Step #5: Vary your Training

While you might think you just need to run every day in order to build up miles that is not the case. Your body needs to rest muscle groups and joints giving your body a chance to heal between workouts. While you should have some complete rest days built-in to your training plan, also make sure you build in some days where you do exercises that do not involve running.

Swimming is a great total body workout, and you should also not be afraid to do weight training. Don’t ignore your arms and core. While you might think running is only about the legs, you need to have a well-balanced body in order to successfully run a marathon. Yoga is another great off-day exercise. The key is to rest your legs and joints but maybe stay a little active just to keep the blood flowing.

There are some myths that race day cramps can be solved by eating a banana or drinking more water, but in reality, you need to prevent race day cramps before race day. By doing strength training that incorporates all muscle groups, you stand a better chance at avoiding cramps on race day.

Step #6: Run that Race!

You should eat a meal full of carbohydrates the night before race day to begin giving your body the fuel it needs. Once race day arrives, eat a breakfast with a lot of carbs and proteins to again fuel your body for the long challenge ahead of it.

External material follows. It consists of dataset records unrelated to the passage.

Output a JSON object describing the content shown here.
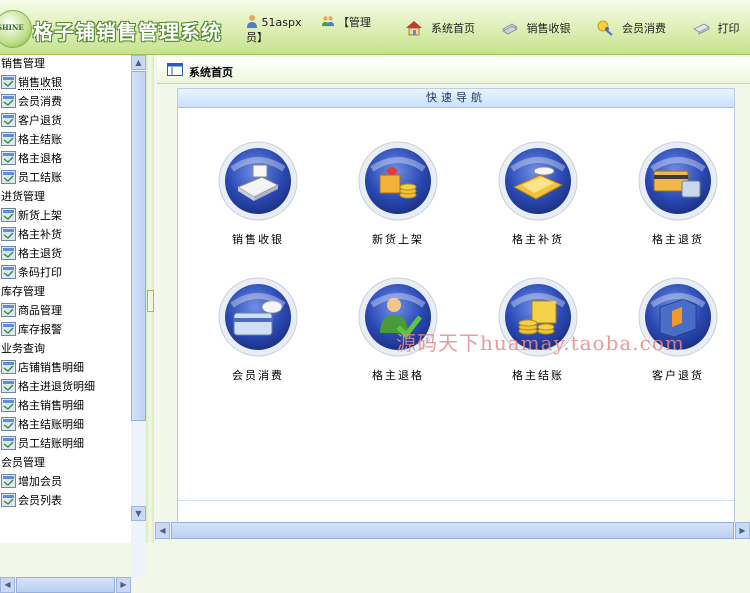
{
  "header": {
    "logo_text": "SHINE",
    "app_title": "格子铺销售管理系统",
    "user": {
      "name": "51aspx",
      "role": "【管理员】"
    },
    "nav": [
      {
        "label": "系统首页",
        "icon": "house-icon"
      },
      {
        "label": "销售收银",
        "icon": "money-icon"
      },
      {
        "label": "会员消费",
        "icon": "member-icon"
      },
      {
        "label": "打印",
        "icon": "printer-icon"
      }
    ]
  },
  "sidebar": {
    "groups": [
      {
        "title": "销售管理",
        "items": [
          "销售收银",
          "会员消费",
          "客户退货",
          "格主结账",
          "格主退格",
          "员工结账"
        ]
      },
      {
        "title": "进货管理",
        "items": [
          "新货上架",
          "格主补货",
          "格主退货",
          "条码打印"
        ]
      },
      {
        "title": "库存管理",
        "items": [
          "商品管理",
          "库存报警"
        ]
      },
      {
        "title": "业务查询",
        "items": [
          "店铺销售明细",
          "格主进退货明细",
          "格主销售明细",
          "格主结账明细",
          "员工结账明细"
        ]
      },
      {
        "title": "会员管理",
        "items": [
          "增加会员",
          "会员列表"
        ]
      }
    ]
  },
  "main": {
    "page_title": "系统首页",
    "panel_title": "快速导航",
    "tiles": [
      {
        "label": "销售收银",
        "icon": "cash-register-icon"
      },
      {
        "label": "新货上架",
        "icon": "new-goods-icon"
      },
      {
        "label": "格主补货",
        "icon": "restock-icon"
      },
      {
        "label": "格主退货",
        "icon": "return-goods-icon"
      },
      {
        "label": "会员消费",
        "icon": "member-card-icon"
      },
      {
        "label": "格主退格",
        "icon": "exit-lease-icon"
      },
      {
        "label": "格主结账",
        "icon": "settlement-icon"
      },
      {
        "label": "客户退货",
        "icon": "customer-return-icon"
      }
    ],
    "watermark": "源码天下huamay.taoba.com"
  },
  "colors": {
    "header_green": "#c6e28e",
    "title_outline": "#4d8a24",
    "orb_blue": "#1f3fa6",
    "panel_head": "#c9e2fb",
    "watermark": "#e58b8b"
  }
}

Stay hydrated during the race, but you only want to drink small amounts. It is better to drink small amounts frequently than large amounts of water irregularly.

You’ve trained for this! Once you get into the swing of the race just block out the mental chatter and let your body take over. Your months, or years, of training have positioned you well to be able to complete the race! Deep breaths, stop and stretch when you need it, and trust your body to carry you to the finish line.

Step #7: Recovery

Do not underestimate the importance of building in a recovery plan for your marathon preparations. You will want to start by slowing down your running pace for a few minutes until eventually, you settle on a brisk walk. Continue to slow your activity level as your muscles cool down. Perhaps the most important part of recovery is stretching. Make sure you allow a good 15 minutes to complete total body stretching. You will want to make use of a foam roller to work the muscles in your legs if you have access to one.

Speak Your Mind